Tales from Space: Mutant Blobs Attack!!! User Review
Mutant Blobs Attack is, first and foremost, a classic platformer. Taking control of a rogue blob, the player will jump, fly, and bounce through a variety of different levels all while eating increasingly larger objects to progress. The physics are solid and the gameplay offers more than enough to keep things interesting. Some segments will have you propelling your blob in gravity-free spaces while others will have you utilizing the Vita’s gyroscope to play tilt-o-whirl style levels. These change-of-pace moments are welcome and none of it feels tacked on.
The most notable aspect of Mutant Blobs Attack is how well the game uses the Vita’s unique features. As stated above, the gyroscope is fully implemented for certain levels and the front touchscreen is implemented very well, creating even more diversity to the game’s puzzles. The only feature that is not utilized is the rear touchpad, but the practicality of such a feature has yet to be seen. The touch-screen controls, while very accessible for the most part, can be the cause of serious frustration at certain points in the game. I found that during certain sequences, screen taps were somewhat unresponsive or unreliable. This was especially the case when several “touchable” areas were located close together. This issue did not prevent me from reaching 100 percent in the game, but it can be a hindrance for those hungry for the fastest time.
While the Vita’s controls are implemented extremely well, the visual style and sound design are what truly take the game to the next level. If you’ve ever seen Dexter’s Laboratory, the character and environmental design will look very familiar. The music fits the cartoon feel perfectly and captures the game’s humor and whimsical style. The “voices” of the newscasters are an especially memorable aspect of the game and I can almost guarantee you will smile the first time you hear it.
The level design also fits well with the Vita’s control scheme and offers simple yet challenging platforming mixed with light puzzle elements. By consuming items you will continue to grow larger, which is necessary to advance in each level. There are also hidden areas that, for those leaderboard lurkers, provide a bit of extra challenge and incentive to replay levels for high scores. Still, once I achieved a gold medal in every level (it is not difficult to do this), I didn’t find anything particularly compelling about jumping back in. I don’t say this too often, but I found the game’s difficulty lacking (it is actually my first 100% trophy, though no platinum is available).

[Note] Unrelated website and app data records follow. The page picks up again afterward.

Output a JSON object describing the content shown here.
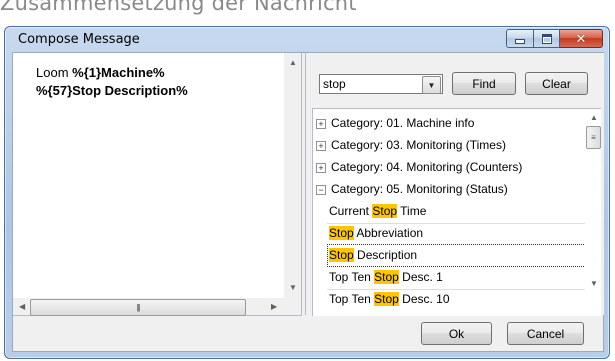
{
  "background_caption": "Zusammensetzung der Nachricht",
  "window": {
    "title": "Compose Message",
    "caption_buttons": {
      "minimize_icon": "minimize-icon",
      "maximize_icon": "maximize-icon",
      "close_icon": "close-icon"
    }
  },
  "message": {
    "prefix": "Loom ",
    "var1": "%{1}Machine%",
    "var2": "%{57}Stop Description%"
  },
  "search": {
    "value": "stop",
    "find_label": "Find",
    "clear_label": "Clear"
  },
  "tree": {
    "categories": [
      {
        "expander": "+",
        "label": "Category: 01. Machine info"
      },
      {
        "expander": "+",
        "label": "Category: 03. Monitoring (Times)"
      },
      {
        "expander": "+",
        "label": "Category: 04. Monitoring (Counters)"
      },
      {
        "expander": "−",
        "label": "Category: 05. Monitoring (Status)"
      }
    ],
    "items": [
      {
        "before": "Current ",
        "match": "Stop",
        "after": " Time"
      },
      {
        "before": "",
        "match": "Stop",
        "after": " Abbreviation"
      },
      {
        "before": "",
        "match": "Stop",
        "after": " Description",
        "selected": true
      },
      {
        "before": "Top Ten ",
        "match": "Stop",
        "after": " Desc. 1"
      },
      {
        "before": "Top Ten ",
        "match": "Stop",
        "after": " Desc. 10"
      }
    ],
    "highlight_color": "#ffc600"
  },
  "footer": {
    "ok_label": "Ok",
    "cancel_label": "Cancel"
  }
}
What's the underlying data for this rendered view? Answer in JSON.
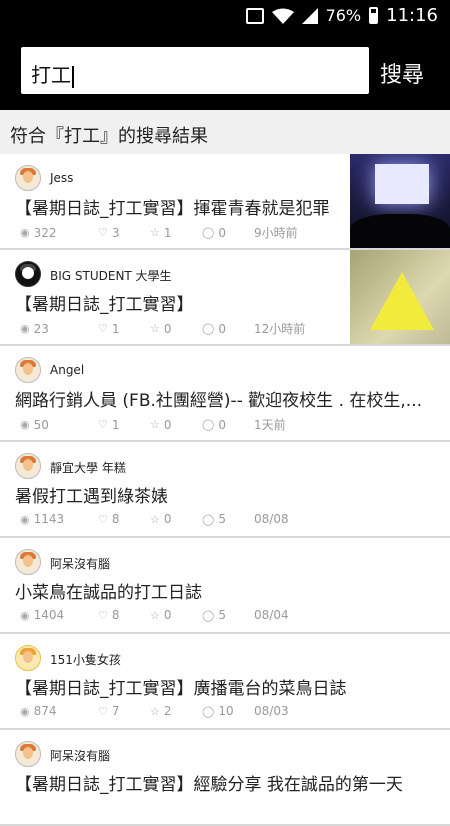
{
  "status_bar": {
    "battery": "76%",
    "time": "11:16"
  },
  "search": {
    "query": "打工",
    "button_label": "搜尋"
  },
  "result_header": "符合『打工』的搜尋結果",
  "items": [
    {
      "author": "Jess",
      "title": "【暑期日誌_打工實習】揮霍青春就是犯罪",
      "views": "322",
      "likes": "3",
      "stars": "1",
      "comments": "0",
      "time": "9小時前",
      "thumb": "theater"
    },
    {
      "author": "BIG STUDENT 大學生",
      "title": "【暑期日誌_打工實習】",
      "views": "23",
      "likes": "1",
      "stars": "0",
      "comments": "0",
      "time": "12小時前",
      "thumb": "triangle"
    },
    {
      "author": "Angel",
      "title": "網路行銷人員 (FB.社團經營)-- 歡迎夜校生 . 在校生,...",
      "views": "50",
      "likes": "1",
      "stars": "0",
      "comments": "0",
      "time": "1天前"
    },
    {
      "author": "靜宜大學 年糕",
      "title": "暑假打工遇到綠茶婊",
      "views": "1143",
      "likes": "8",
      "stars": "0",
      "comments": "5",
      "time": "08/08"
    },
    {
      "author": "阿呆沒有腦",
      "title": "小菜鳥在誠品的打工日誌",
      "views": "1404",
      "likes": "8",
      "stars": "0",
      "comments": "5",
      "time": "08/04"
    },
    {
      "author": "151小隻女孩",
      "title": "【暑期日誌_打工實習】廣播電台的菜鳥日誌",
      "views": "874",
      "likes": "7",
      "stars": "2",
      "comments": "10",
      "time": "08/03"
    },
    {
      "author": "阿呆沒有腦",
      "title": "【暑期日誌_打工實習】經驗分享 我在誠品的第一天",
      "views": "",
      "likes": "",
      "stars": "",
      "comments": "",
      "time": ""
    }
  ],
  "icons": {
    "view": "eye-icon",
    "like": "heart-icon",
    "star": "star-icon",
    "comment": "comment-icon"
  }
}
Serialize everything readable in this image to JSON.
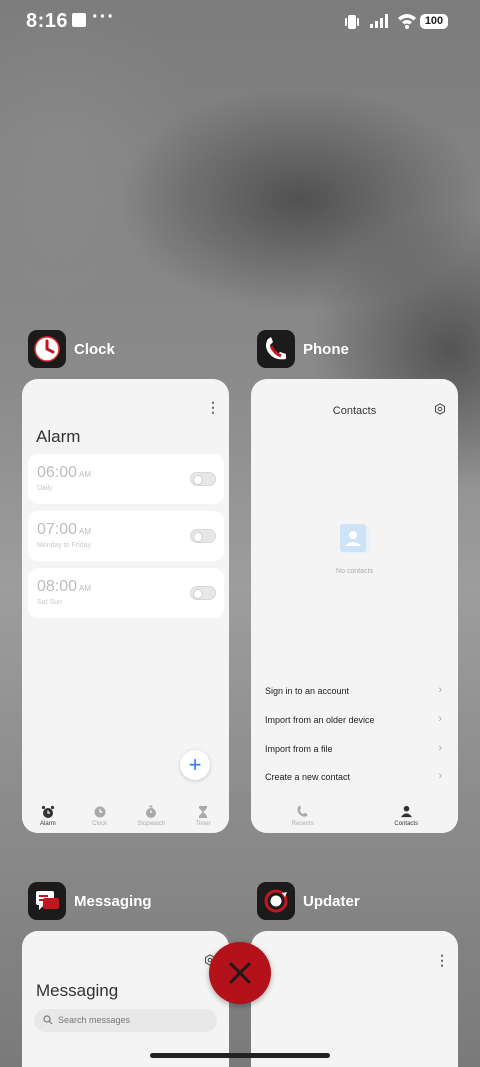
{
  "status_bar": {
    "time": "8:16",
    "overflow": "···",
    "battery": "100"
  },
  "clock": {
    "app_name": "Clock",
    "title": "Alarm",
    "alarms": [
      {
        "time": "06:00",
        "ampm": "AM",
        "repeat": "Daily",
        "enabled": false
      },
      {
        "time": "07:00",
        "ampm": "AM",
        "repeat": "Monday to Friday",
        "enabled": false
      },
      {
        "time": "08:00",
        "ampm": "AM",
        "repeat": "Sat Sun",
        "enabled": false
      }
    ],
    "tabs": [
      {
        "label": "Alarm",
        "icon": "alarm-icon",
        "active": true
      },
      {
        "label": "Clock",
        "icon": "clock-icon",
        "active": false
      },
      {
        "label": "Stopwatch",
        "icon": "stopwatch-icon",
        "active": false
      },
      {
        "label": "Timer",
        "icon": "timer-icon",
        "active": false
      }
    ]
  },
  "phone": {
    "app_name": "Phone",
    "title": "Contacts",
    "empty_text": "No contacts",
    "options": [
      "Sign in to an account",
      "Import from an older device",
      "Import from a file",
      "Create a new contact"
    ],
    "tabs": [
      {
        "label": "Recents",
        "icon": "phone-icon",
        "active": false
      },
      {
        "label": "Contacts",
        "icon": "person-icon",
        "active": true
      }
    ]
  },
  "messaging": {
    "app_name": "Messaging",
    "title": "Messaging",
    "search_placeholder": "Search messages"
  },
  "updater": {
    "app_name": "Updater"
  },
  "colors": {
    "accent_red": "#b3121a",
    "fab_blue": "#2b7de9"
  }
}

I’ll admit, I was not an early supporter of Mutant Blobs Attack. In fact, cheap download-only games are not the reason I bought a Vita. Despite my initial stubbornness, Mutant Blobs Attack not only won me over on its own merit, it also opened my eyes to what the Vita can do. If smaller developers like Drinkbox can continue to fill in the gaps between major Vita releases with games like Mutant Blobs Attack, I’ll continue to be a happy Vita owner. Now for those major releases…
This user review does not reflect the views of the PSX Extreme Staff.